## EXTRACTED ENTRIES
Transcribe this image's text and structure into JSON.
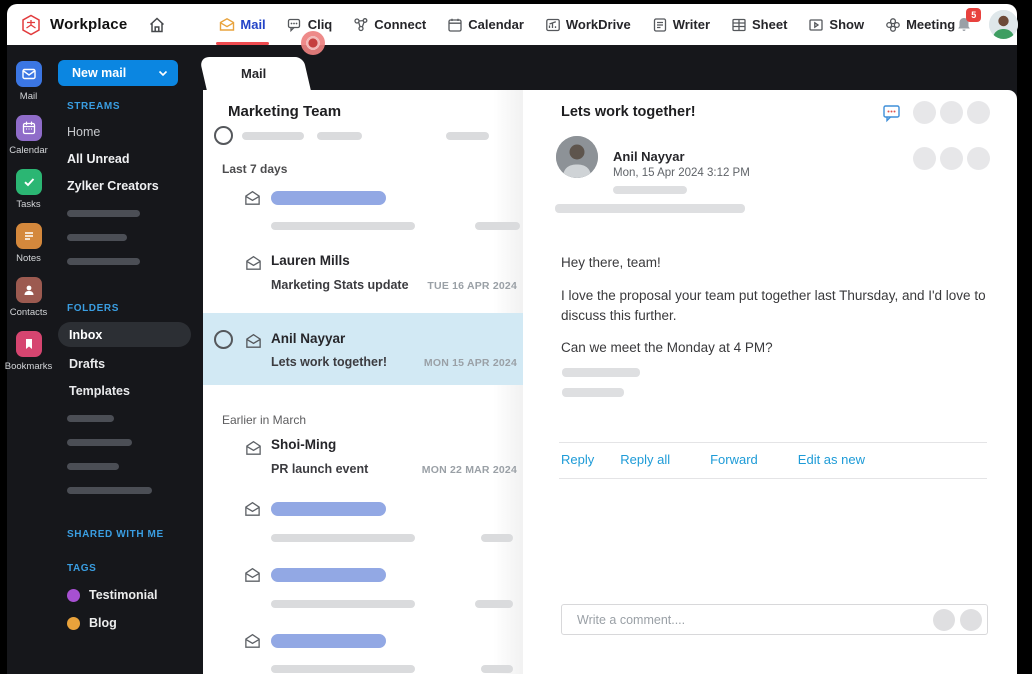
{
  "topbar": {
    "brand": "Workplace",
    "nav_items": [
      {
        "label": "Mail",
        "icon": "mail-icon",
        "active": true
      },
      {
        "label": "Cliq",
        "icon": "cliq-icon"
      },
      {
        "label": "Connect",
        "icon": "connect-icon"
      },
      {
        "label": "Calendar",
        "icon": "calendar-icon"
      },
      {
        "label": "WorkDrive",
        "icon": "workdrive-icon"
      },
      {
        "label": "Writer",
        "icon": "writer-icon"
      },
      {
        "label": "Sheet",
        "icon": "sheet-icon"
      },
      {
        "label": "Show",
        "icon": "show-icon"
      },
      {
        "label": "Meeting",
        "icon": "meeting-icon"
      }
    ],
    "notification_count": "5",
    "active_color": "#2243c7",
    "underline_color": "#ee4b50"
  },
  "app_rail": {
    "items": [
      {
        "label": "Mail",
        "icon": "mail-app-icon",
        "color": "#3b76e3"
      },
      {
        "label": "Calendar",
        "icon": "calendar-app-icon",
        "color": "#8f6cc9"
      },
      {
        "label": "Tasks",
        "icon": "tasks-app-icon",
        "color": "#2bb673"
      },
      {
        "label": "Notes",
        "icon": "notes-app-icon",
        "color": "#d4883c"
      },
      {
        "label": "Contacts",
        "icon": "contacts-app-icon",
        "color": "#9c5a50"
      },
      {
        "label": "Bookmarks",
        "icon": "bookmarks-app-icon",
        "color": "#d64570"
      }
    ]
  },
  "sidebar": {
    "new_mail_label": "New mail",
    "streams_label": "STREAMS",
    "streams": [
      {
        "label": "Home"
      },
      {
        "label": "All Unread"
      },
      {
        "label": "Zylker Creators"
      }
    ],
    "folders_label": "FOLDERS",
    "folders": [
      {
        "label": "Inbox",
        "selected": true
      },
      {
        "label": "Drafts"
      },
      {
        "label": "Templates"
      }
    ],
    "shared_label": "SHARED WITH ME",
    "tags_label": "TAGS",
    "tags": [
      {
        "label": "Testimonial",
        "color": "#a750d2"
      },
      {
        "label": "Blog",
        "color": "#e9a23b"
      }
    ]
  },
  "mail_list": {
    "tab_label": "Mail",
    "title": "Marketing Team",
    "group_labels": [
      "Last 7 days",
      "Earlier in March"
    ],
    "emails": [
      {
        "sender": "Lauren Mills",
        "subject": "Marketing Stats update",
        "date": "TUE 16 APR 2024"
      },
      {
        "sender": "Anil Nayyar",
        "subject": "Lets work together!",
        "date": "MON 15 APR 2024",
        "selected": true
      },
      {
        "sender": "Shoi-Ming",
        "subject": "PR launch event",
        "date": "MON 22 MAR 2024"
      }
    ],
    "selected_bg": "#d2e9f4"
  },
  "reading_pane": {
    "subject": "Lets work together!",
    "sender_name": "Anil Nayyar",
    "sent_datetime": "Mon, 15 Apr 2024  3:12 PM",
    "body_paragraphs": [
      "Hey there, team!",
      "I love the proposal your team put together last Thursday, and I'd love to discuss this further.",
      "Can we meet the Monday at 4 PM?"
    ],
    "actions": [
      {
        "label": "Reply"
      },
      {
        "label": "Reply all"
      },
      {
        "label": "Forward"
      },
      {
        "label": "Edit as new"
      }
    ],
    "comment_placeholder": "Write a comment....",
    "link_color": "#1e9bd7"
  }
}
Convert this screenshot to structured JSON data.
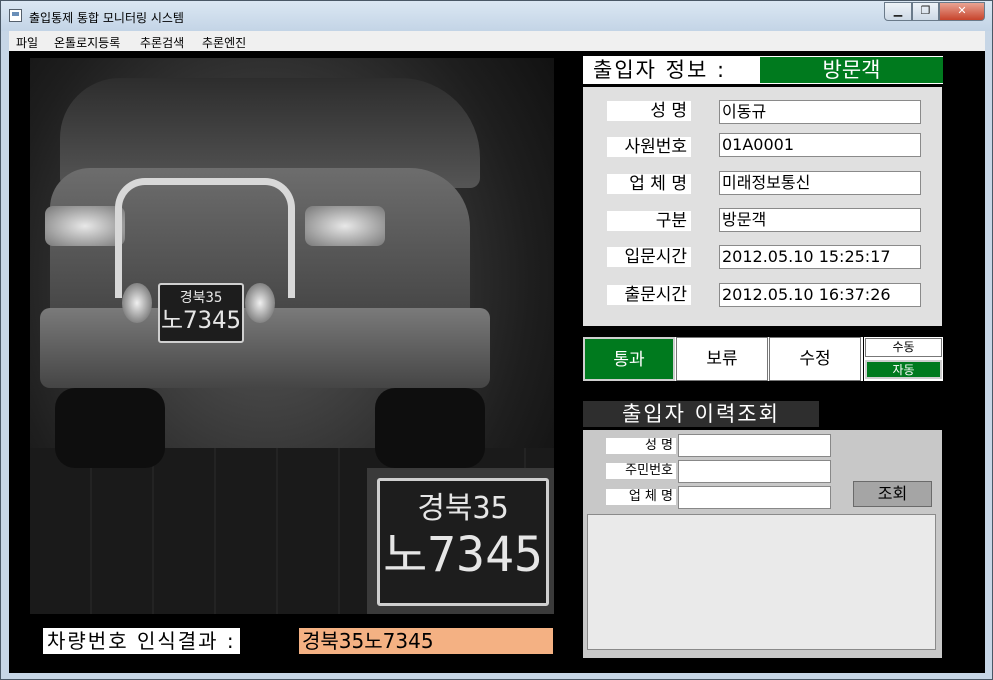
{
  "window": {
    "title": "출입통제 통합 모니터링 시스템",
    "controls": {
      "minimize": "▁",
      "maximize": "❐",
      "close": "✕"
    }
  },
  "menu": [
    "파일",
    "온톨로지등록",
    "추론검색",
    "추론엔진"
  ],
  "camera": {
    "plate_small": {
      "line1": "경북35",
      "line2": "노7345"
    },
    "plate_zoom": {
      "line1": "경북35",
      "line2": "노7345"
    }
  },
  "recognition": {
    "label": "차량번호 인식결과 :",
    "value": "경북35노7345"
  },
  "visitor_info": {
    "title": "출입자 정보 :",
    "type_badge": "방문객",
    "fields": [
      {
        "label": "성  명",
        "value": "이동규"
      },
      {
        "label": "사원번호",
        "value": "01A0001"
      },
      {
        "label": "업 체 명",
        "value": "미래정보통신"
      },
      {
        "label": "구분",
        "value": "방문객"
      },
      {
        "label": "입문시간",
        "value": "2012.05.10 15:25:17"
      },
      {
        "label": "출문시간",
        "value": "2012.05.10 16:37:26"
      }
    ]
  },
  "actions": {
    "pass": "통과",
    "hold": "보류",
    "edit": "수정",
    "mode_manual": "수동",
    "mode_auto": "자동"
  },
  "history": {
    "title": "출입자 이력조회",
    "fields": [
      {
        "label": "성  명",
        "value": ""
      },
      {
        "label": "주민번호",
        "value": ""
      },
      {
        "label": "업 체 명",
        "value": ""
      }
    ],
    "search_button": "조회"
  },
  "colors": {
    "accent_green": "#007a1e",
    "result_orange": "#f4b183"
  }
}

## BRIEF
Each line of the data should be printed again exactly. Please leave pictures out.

## ANSWER FOR THIS EXERCISE
Transcribe this image's text and structure into JSON.
{
  "topbar": {
    "brand": "Workplace",
    "nav_items": [
      {
        "label": "Mail",
        "icon": "mail-icon",
        "active": true
      },
      {
        "label": "Cliq",
        "icon": "cliq-icon"
      },
      {
        "label": "Connect",
        "icon": "connect-icon"
      },
      {
        "label": "Calendar",
        "icon": "calendar-icon"
      },
      {
        "label": "WorkDrive",
        "icon": "workdrive-icon"
      },
      {
        "label": "Writer",
        "icon": "writer-icon"
      },
      {
        "label": "Sheet",
        "icon": "sheet-icon"
      },
      {
        "label": "Show",
        "icon": "show-icon"
      },
      {
        "label": "Meeting",
        "icon": "meeting-icon"
      }
    ],
    "notification_count": "5",
    "active_color": "#2243c7",
    "underline_color": "#ee4b50"
  },
  "app_rail": {
    "items": [
      {
        "label": "Mail",
        "icon": "mail-app-icon",
        "color": "#3b76e3"
      },
      {
        "label": "Calendar",
        "icon": "calendar-app-icon",
        "color": "#8f6cc9"
      },
      {
        "label": "Tasks",
        "icon": "tasks-app-icon",
        "color": "#2bb673"
      },
      {
        "label": "Notes",
        "icon": "notes-app-icon",
        "color": "#d4883c"
      },
      {
        "label": "Contacts",
        "icon": "contacts-app-icon",
        "color": "#9c5a50"
      },
      {
        "label": "Bookmarks",
        "icon": "bookmarks-app-icon",
        "color": "#d64570"
      }
    ]
  },
  "sidebar": {
    "new_mail_label": "New mail",
    "streams_label": "STREAMS",
    "streams": [
      {
        "label": "Home"
      },
      {
        "label": "All Unread"
      },
      {
        "label": "Zylker Creators"
      }
    ],
    "folders_label": "FOLDERS",
    "folders": [
      {
        "label": "Inbox",
        "selected": true
      },
      {
        "label": "Drafts"
      },
      {
        "label": "Templates"
      }
    ],
    "shared_label": "SHARED WITH ME",
    "tags_label": "TAGS",
    "tags": [
      {
        "label": "Testimonial",
        "color": "#a750d2"
      },
      {
        "label": "Blog",
        "color": "#e9a23b"
      }
    ]
  },
  "mail_list": {
    "tab_label": "Mail",
    "title": "Marketing Team",
    "group_labels": [
      "Last 7 days",
      "Earlier in March"
    ],
    "emails": [
      {
        "sender": "Lauren Mills",
        "subject": "Marketing Stats update",
        "date": "TUE 16 APR 2024"
      },
      {
        "sender": "Anil Nayyar",
        "subject": "Lets work together!",
        "date": "MON 15 APR 2024",
        "selected": true
      },
      {
        "sender": "Shoi-Ming",
        "subject": "PR launch event",
        "date": "MON 22 MAR 2024"
      }
    ],
    "selected_bg": "#d2e9f4"
  },
  "reading_pane": {
    "subject": "Lets work together!",
    "sender_name": "Anil Nayyar",
    "sent_datetime": "Mon, 15 Apr 2024  3:12 PM",
    "body_paragraphs": [
      "Hey there, team!",
      "I love the proposal your team put together last Thursday, and I'd love to discuss this further.",
      "Can we meet the Monday at 4 PM?"
    ],
    "actions": [
      {
        "label": "Reply"
      },
      {
        "label": "Reply all"
      },
      {
        "label": "Forward"
      },
      {
        "label": "Edit as new"
      }
    ],
    "comment_placeholder": "Write a comment....",
    "link_color": "#1e9bd7"
  }
}
Convert this screenshot to structured JSON data.
{
  "window": {
    "title": "출입통제 통합 모니터링 시스템",
    "controls": {
      "minimize": "▁",
      "maximize": "❐",
      "close": "✕"
    }
  },
  "menu": [
    "파일",
    "온톨로지등록",
    "추론검색",
    "추론엔진"
  ],
  "camera": {
    "plate_small": {
      "line1": "경북35",
      "line2": "노7345"
    },
    "plate_zoom": {
      "line1": "경북35",
      "line2": "노7345"
    }
  },
  "recognition": {
    "label": "차량번호 인식결과 :",
    "value": "경북35노7345"
  },
  "visitor_info": {
    "title": "출입자 정보 :",
    "type_badge": "방문객",
    "fields": [
      {
        "label": "성  명",
        "value": "이동규"
      },
      {
        "label": "사원번호",
        "value": "01A0001"
      },
      {
        "label": "업 체 명",
        "value": "미래정보통신"
      },
      {
        "label": "구분",
        "value": "방문객"
      },
      {
        "label": "입문시간",
        "value": "2012.05.10 15:25:17"
      },
      {
        "label": "출문시간",
        "value": "2012.05.10 16:37:26"
      }
    ]
  },
  "actions": {
    "pass": "통과",
    "hold": "보류",
    "edit": "수정",
    "mode_manual": "수동",
    "mode_auto": "자동"
  },
  "history": {
    "title": "출입자 이력조회",
    "fields": [
      {
        "label": "성  명",
        "value": ""
      },
      {
        "label": "주민번호",
        "value": ""
      },
      {
        "label": "업 체 명",
        "value": ""
      }
    ],
    "search_button": "조회"
  },
  "colors": {
    "accent_green": "#007a1e",
    "result_orange": "#f4b183"
  }
}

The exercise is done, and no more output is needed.